As society emerges from the health crisis, Greene said people must exercise wisdom as decisions are made that affect everyone’s lives and health.
“Some will think that the government or the church is opening too soon. To those, I would urge you to continue to shelter in place and pray for and check in on those who are most vulnerable,” he said. “If you are a part of the vulnerable among us, please continue to stay home.”
The Point plans to reopen for two morning worship services June 7. Service times will remain at 9:30 and 11 a.m.
Services will continue to be livestreamed for those not quite ready to return to an on-site worship experience.
“There are many aspects of our service that will be different as we begin to emerge from this health crisis,” Greene said. “We have removed well over half of the chairs in the worship center in order to allow for social distancing.”

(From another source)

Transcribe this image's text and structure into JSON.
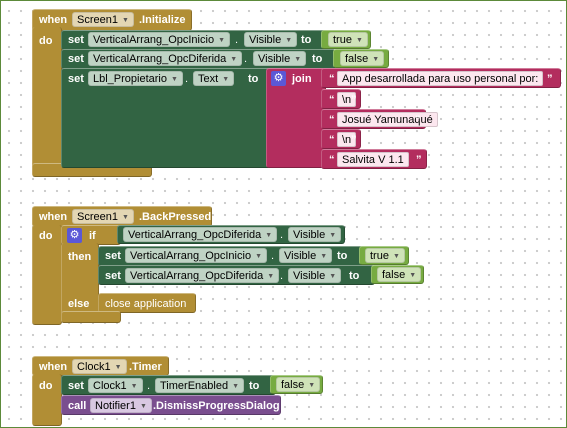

As a result, those wishing to attend a service will need to go to the church website starting June 1 and reserve seats for the service they will be attending the following Sunday. Also, there will not be kids programming on Sunday mornings yet, but there are some exciting plans for these areas over the summer months, Greene said.
“The past few weeks have been some of the most unusual and unexpected days of my life and ministry,” he said. “While none of us would have chosen to go through this, I believe God has used it, and he is using it.”
Greene said the reach of the church has been extended, as God is bringing church to people who would have never attended otherwise, and decisions have been made for Christ. Plus, people are reading their Bibles and entering into spiritual conversations.
“Our entire team has stepped up to do whatever they had to do to be able to connect with children, students and adults, and we are blessed to have such a dedicated team who is so committed to serving the Lord together at this time and place,” Greene said. “I want to say again how much I love our entire church family. I can’t wait to see you again.”